Segment Open

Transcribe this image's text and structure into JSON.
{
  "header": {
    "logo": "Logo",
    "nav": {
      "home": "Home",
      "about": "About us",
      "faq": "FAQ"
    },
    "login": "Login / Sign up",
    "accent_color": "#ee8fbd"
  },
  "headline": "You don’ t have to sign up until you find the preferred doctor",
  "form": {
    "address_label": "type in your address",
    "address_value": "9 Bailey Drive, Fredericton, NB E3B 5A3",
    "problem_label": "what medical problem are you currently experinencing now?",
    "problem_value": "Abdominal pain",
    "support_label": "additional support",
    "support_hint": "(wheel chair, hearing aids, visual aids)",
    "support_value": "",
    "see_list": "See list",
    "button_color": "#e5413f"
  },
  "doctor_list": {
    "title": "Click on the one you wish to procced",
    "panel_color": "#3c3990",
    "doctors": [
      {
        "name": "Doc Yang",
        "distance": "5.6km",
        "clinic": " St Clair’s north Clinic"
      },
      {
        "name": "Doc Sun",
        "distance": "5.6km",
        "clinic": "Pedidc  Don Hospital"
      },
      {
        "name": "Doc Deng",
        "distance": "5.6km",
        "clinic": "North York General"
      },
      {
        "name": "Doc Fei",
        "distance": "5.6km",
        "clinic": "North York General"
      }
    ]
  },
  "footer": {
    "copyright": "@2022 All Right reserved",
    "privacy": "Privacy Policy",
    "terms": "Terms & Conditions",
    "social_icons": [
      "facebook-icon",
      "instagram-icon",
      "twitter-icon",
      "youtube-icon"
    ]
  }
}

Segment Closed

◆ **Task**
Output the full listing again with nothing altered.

◆ **Output**
Transcribe this image's text and structure into JSON.
{
  "header": {
    "logo": "Logo",
    "nav": {
      "home": "Home",
      "about": "About us",
      "faq": "FAQ"
    },
    "login": "Login / Sign up",
    "accent_color": "#ee8fbd"
  },
  "headline": "You don’ t have to sign up until you find the preferred doctor",
  "form": {
    "address_label": "type in your address",
    "address_value": "9 Bailey Drive, Fredericton, NB E3B 5A3",
    "problem_label": "what medical problem are you currently experinencing now?",
    "problem_value": "Abdominal pain",
    "support_label": "additional support",
    "support_hint": "(wheel chair, hearing aids, visual aids)",
    "support_value": "",
    "see_list": "See list",
    "button_color": "#e5413f"
  },
  "doctor_list": {
    "title": "Click on the one you wish to procced",
    "panel_color": "#3c3990",
    "doctors": [
      {
        "name": "Doc Yang",
        "distance": "5.6km",
        "clinic": " St Clair’s north Clinic"
      },
      {
        "name": "Doc Sun",
        "distance": "5.6km",
        "clinic": "Pedidc  Don Hospital"
      },
      {
        "name": "Doc Deng",
        "distance": "5.6km",
        "clinic": "North York General"
      },
      {
        "name": "Doc Fei",
        "distance": "5.6km",
        "clinic": "North York General"
      }
    ]
  },
  "footer": {
    "copyright": "@2022 All Right reserved",
    "privacy": "Privacy Policy",
    "terms": "Terms & Conditions",
    "social_icons": [
      "facebook-icon",
      "instagram-icon",
      "twitter-icon",
      "youtube-icon"
    ]
  }
}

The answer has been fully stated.